Mini Profile - Lois Coy
Lois Coy, hunches over a cane looking at the concrete floor as she prepares to cross 5th Ave., in Jackson Heights. At some point she turns around and smiles at me. I ask her for directions to a nearby church. "Mass started," she says. "But do you want to join me for dinner instead?" The white LCD display flashes the “walk” sign and I follow her to her favorite diner. Employees greet her by name and sit us in her usual spot. At 91, Coy, a retired businesswoman talks about her life lucidly. Her family came from England to Plymouth, Massachusetts with the original settlers in 1620 and later settled in New York in the 1800’s. Her brother fought in WWII; she never married or had kids but always volunteered for the neighborhood’s Methodist Church. In the mornings she buys coffee at the neighborhood's Dunkin' Donuts just to listen to conversations in languages that she'll never learn but that sound nice to her ears. “I love to learn about their traditions and vice-versa,” she says. We order rice pudding and she asks me if have heard of Che Guevara. "Have you seen the bike diaries?" she asks. "I saw that. I even bought the book.

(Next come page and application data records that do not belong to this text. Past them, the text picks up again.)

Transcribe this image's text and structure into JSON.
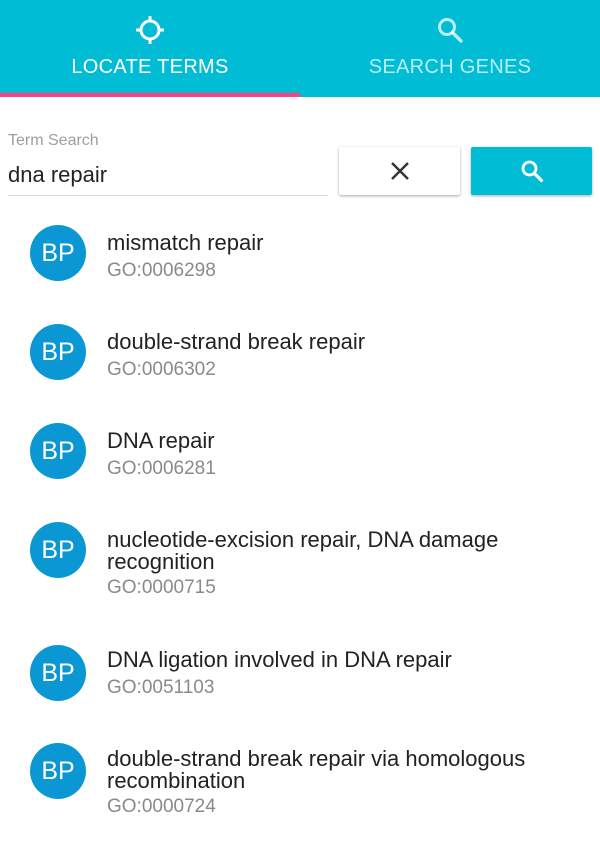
{
  "tabs": [
    {
      "label": "LOCATE TERMS",
      "icon": "crosshair-icon",
      "active": true
    },
    {
      "label": "SEARCH GENES",
      "icon": "search-icon",
      "active": false
    }
  ],
  "term_search": {
    "label": "Term Search",
    "value": "dna repair",
    "clear_icon": "close-icon",
    "search_icon": "search-icon"
  },
  "results": [
    {
      "badge": "BP",
      "name": "mismatch repair",
      "id": "GO:0006298"
    },
    {
      "badge": "BP",
      "name": "double-strand break repair",
      "id": "GO:0006302"
    },
    {
      "badge": "BP",
      "name": "DNA repair",
      "id": "GO:0006281"
    },
    {
      "badge": "BP",
      "name": "nucleotide-excision repair, DNA damage recognition",
      "id": "GO:0000715"
    },
    {
      "badge": "BP",
      "name": "DNA ligation involved in DNA repair",
      "id": "GO:0051103"
    },
    {
      "badge": "BP",
      "name": "double-strand break repair via homologous recombination",
      "id": "GO:0000724"
    }
  ],
  "colors": {
    "accent": "#00bcd4",
    "tab_indicator": "#ff4081",
    "badge": "#0b97d3"
  }
}
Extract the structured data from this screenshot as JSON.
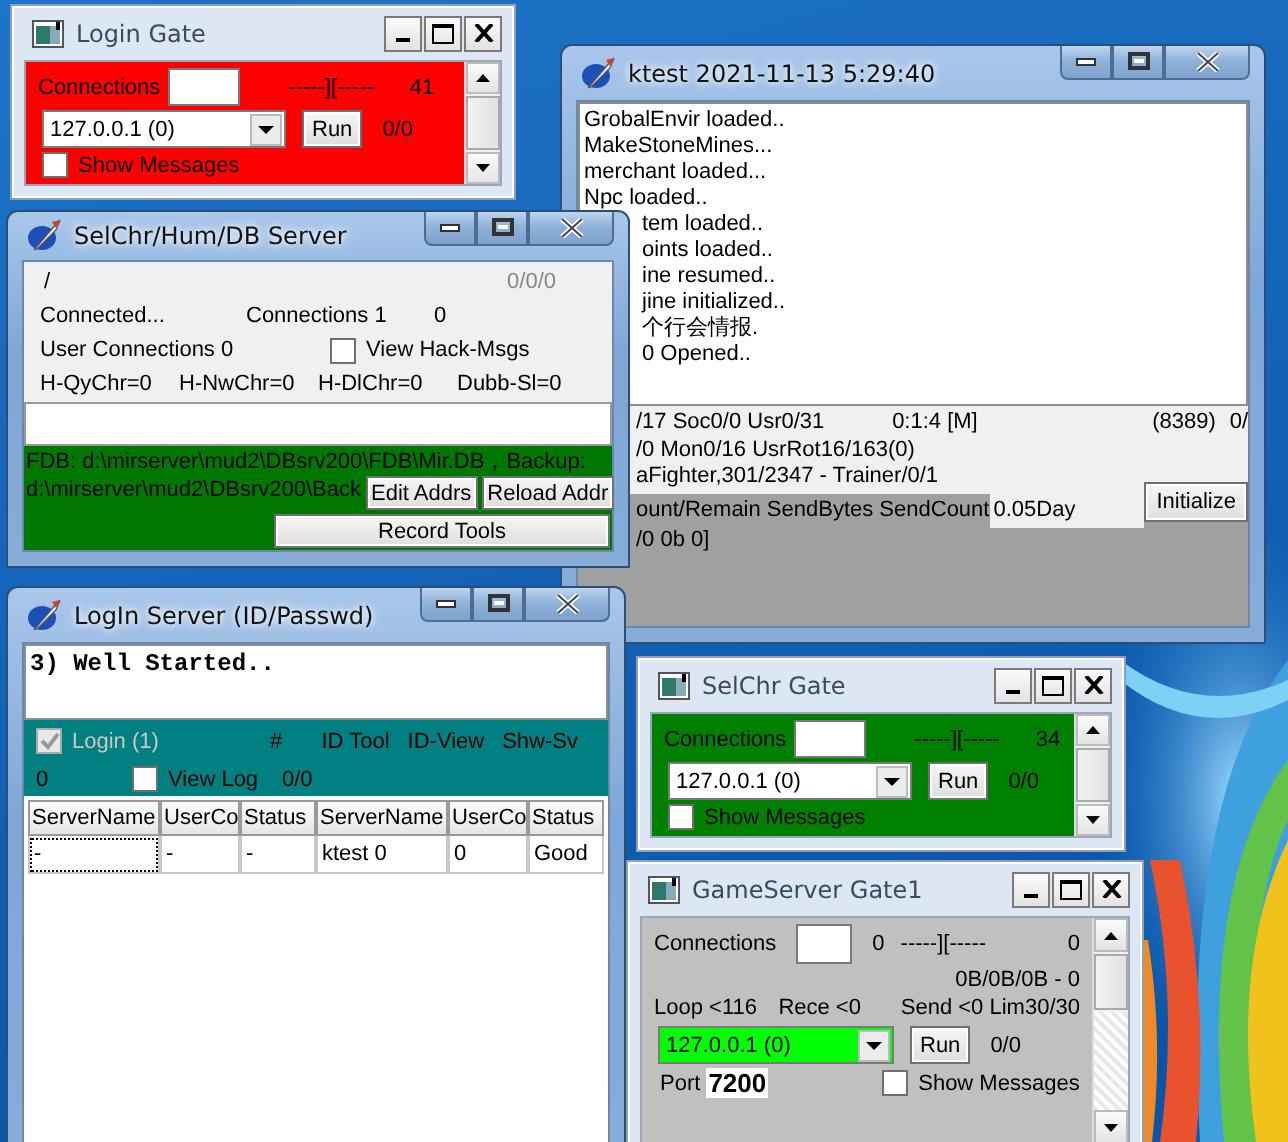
{
  "ktest_window": {
    "title": "ktest 2021-11-13 5:29:40",
    "log_lines": [
      "GrobalEnvir loaded..",
      "MakeStoneMines...",
      "merchant loaded...",
      "Npc loaded.."
    ],
    "log_lines_partly_hidden": [
      "tem loaded..",
      "oints loaded..",
      "ine resumed..",
      "jine initialized..",
      "个行会情报.",
      "0 Opened.."
    ],
    "status_counts": "/17 Soc0/0 Usr0/31",
    "uptime": "0:1:4 [M]",
    "status_code": "(8389)",
    "status_column_4": "0/",
    "monsters_line": "/0 Mon0/16 UsrRot16/163(0)",
    "fighter_line": "aFighter,301/2347 - Trainer/0/1",
    "send_header": "ount/Remain SendBytes SendCount",
    "day_value": "0.05Day",
    "initialize_button": "Initialize",
    "send_values": "/0 0b 0]"
  },
  "gates": [
    {
      "title": "Login Gate",
      "color": "#ff0000",
      "connections_label": "Connections",
      "meter": "-----][-----",
      "count": "41",
      "address": "127.0.0.1 (0)",
      "run_button": "Run",
      "ratio": "0/0",
      "show_messages": {
        "label": "Show Messages",
        "checked": false
      }
    },
    {
      "title": "SelChr Gate",
      "color": "#008000",
      "connections_label": "Connections",
      "meter": "-----][-----",
      "count": "34",
      "address": "127.0.0.1 (0)",
      "run_button": "Run",
      "ratio": "0/0",
      "show_messages": {
        "label": "Show Messages",
        "checked": false
      }
    }
  ],
  "db_server": {
    "title": "SelChr/Hum/DB Server",
    "path": "/",
    "counter": "0/0/0",
    "status": "Connected...",
    "connections": "Connections 1",
    "connections_value": "0",
    "user_connections": "User Connections 0",
    "view_hack_msgs": {
      "label": "View Hack-Msgs",
      "checked": false
    },
    "hack_counters": [
      "H-QyChr=0",
      "H-NwChr=0",
      "H-DlChr=0",
      "Dubb-Sl=0"
    ],
    "db_paths": [
      "FDB: d:\\mirserver\\mud2\\DBsrv200\\FDB\\Mir.DB，Backup:",
      "d:\\mirserver\\mud2\\DBsrv200\\Back"
    ],
    "buttons": [
      "Edit Addrs",
      "Reload Addr",
      "Record Tools"
    ]
  },
  "login_server": {
    "title": "LogIn Server (ID/Passwd)",
    "log_text": "3) Well Started..",
    "login_checkbox": {
      "label": "Login (1)",
      "checked": true,
      "disabled": true
    },
    "hash_label": "#",
    "id_tool": "ID Tool",
    "id_view": "ID-View",
    "shw_sv": "Shw-Sv",
    "count": "0",
    "view_log": {
      "label": "View Log",
      "checked": false
    },
    "log_count": "0/0",
    "table": {
      "columns": [
        "ServerName",
        "UserCo",
        "Status",
        "ServerName",
        "UserCo",
        "Status"
      ],
      "rows": [
        [
          "-",
          "-",
          "-",
          "ktest 0",
          "0",
          "Good"
        ]
      ]
    }
  },
  "game_gate": {
    "title": "GameServer Gate1",
    "connections_label": "Connections",
    "connections_value": "0",
    "meter": "-----][-----",
    "count": "0",
    "traffic": "0B/0B/0B - 0",
    "loop": "Loop <116",
    "rece": "Rece <0",
    "send": "Send <0 Lim30/30",
    "address": "127.0.0.1 (0)",
    "run_button": "Run",
    "ratio": "0/0",
    "port_label": "Port",
    "port": "7200",
    "show_messages": {
      "label": "Show Messages",
      "checked": false
    }
  }
}
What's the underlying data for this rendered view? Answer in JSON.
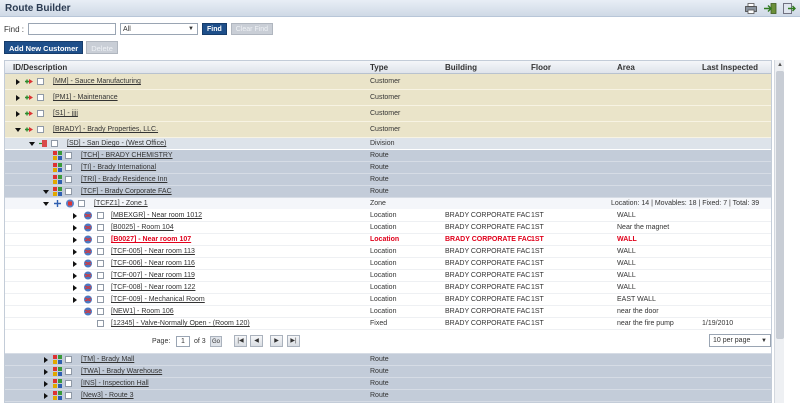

The only thing I didn't like was the language. I never heard that growing up..." The bill arrives and she snaps it away from the table. "You're my guest today and I wont hear about it,” she says taking out dollar bills from her purse.